_Records shown_:
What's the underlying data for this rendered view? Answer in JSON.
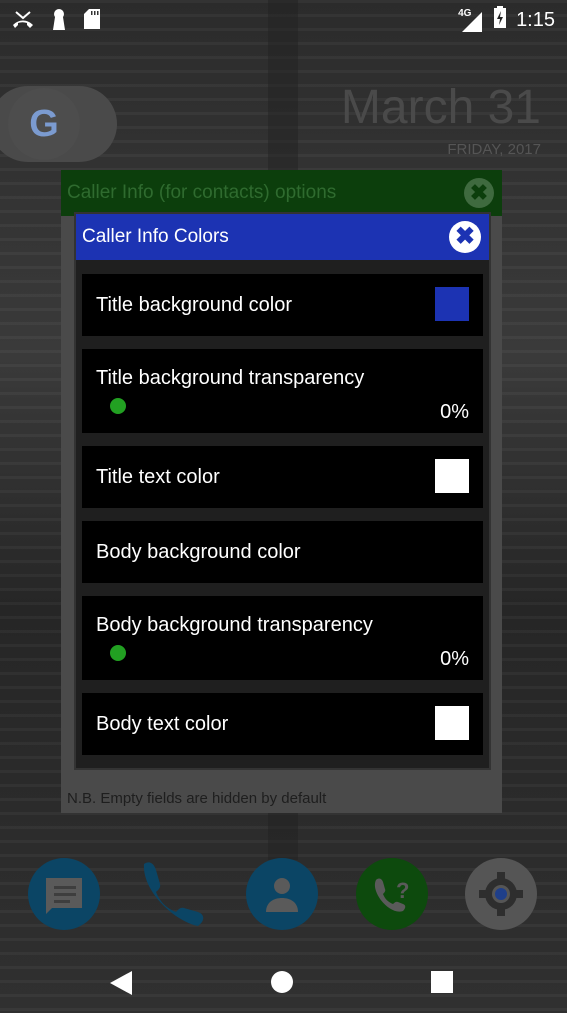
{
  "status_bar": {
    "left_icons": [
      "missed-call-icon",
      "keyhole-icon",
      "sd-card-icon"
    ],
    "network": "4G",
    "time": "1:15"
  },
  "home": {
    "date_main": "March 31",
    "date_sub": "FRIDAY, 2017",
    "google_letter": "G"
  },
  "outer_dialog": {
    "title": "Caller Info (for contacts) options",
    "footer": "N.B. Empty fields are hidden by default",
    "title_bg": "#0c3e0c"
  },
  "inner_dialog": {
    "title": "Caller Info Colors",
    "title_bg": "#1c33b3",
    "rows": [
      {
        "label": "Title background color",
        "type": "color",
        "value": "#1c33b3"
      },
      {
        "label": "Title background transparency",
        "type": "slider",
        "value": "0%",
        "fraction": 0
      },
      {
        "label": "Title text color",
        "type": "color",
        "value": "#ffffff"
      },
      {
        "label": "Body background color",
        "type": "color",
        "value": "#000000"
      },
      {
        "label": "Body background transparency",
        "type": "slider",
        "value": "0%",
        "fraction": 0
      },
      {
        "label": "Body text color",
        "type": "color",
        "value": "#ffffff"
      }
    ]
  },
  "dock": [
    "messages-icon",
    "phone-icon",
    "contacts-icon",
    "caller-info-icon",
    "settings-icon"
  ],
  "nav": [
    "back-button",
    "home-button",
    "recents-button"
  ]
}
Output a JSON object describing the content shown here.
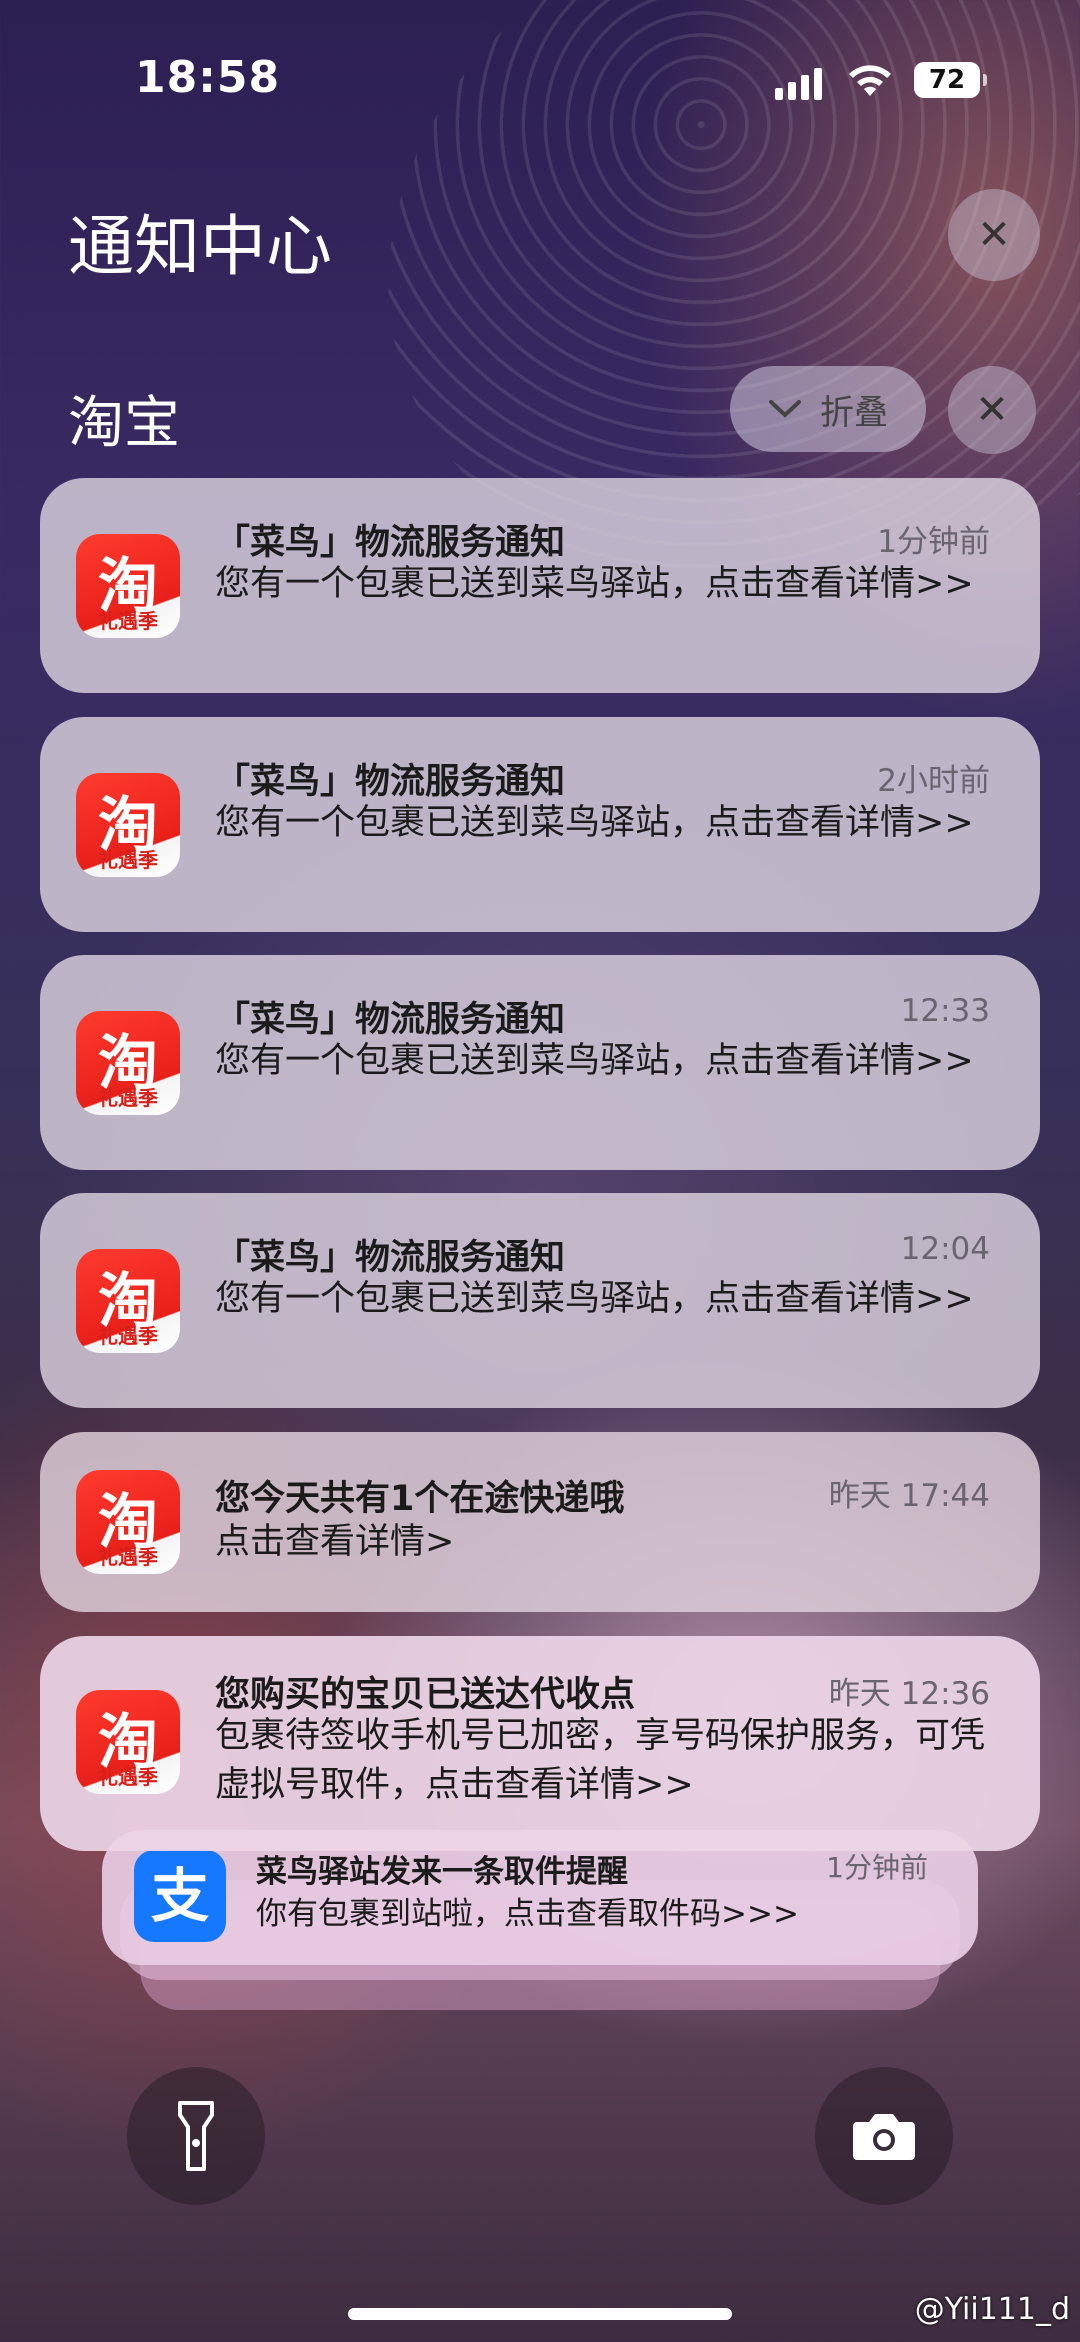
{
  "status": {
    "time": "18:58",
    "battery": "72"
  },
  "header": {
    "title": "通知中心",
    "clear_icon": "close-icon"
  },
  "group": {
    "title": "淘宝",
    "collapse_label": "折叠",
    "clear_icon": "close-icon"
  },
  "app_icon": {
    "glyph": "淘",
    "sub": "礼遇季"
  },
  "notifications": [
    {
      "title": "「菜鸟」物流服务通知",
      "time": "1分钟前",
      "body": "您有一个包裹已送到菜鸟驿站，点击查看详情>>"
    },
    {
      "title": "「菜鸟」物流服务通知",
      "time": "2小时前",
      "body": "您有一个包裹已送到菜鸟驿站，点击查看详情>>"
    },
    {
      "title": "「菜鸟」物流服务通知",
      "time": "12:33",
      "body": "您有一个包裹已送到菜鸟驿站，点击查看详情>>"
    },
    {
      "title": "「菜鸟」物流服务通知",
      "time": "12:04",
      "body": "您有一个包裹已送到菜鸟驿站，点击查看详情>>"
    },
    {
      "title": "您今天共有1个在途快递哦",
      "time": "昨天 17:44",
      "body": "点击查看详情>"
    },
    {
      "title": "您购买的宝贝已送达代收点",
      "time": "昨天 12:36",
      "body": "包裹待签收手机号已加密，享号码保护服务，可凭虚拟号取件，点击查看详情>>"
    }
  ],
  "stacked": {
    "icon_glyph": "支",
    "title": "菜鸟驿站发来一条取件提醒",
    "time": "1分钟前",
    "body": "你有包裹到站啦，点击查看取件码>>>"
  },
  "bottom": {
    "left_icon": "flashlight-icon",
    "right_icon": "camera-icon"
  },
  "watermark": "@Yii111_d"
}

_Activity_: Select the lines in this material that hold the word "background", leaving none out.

_Answer for this exercise_:
        "label": "Title background color",
        "label": "Title background transparency",
        "label": "Body background color",
        "label": "Body background transparency",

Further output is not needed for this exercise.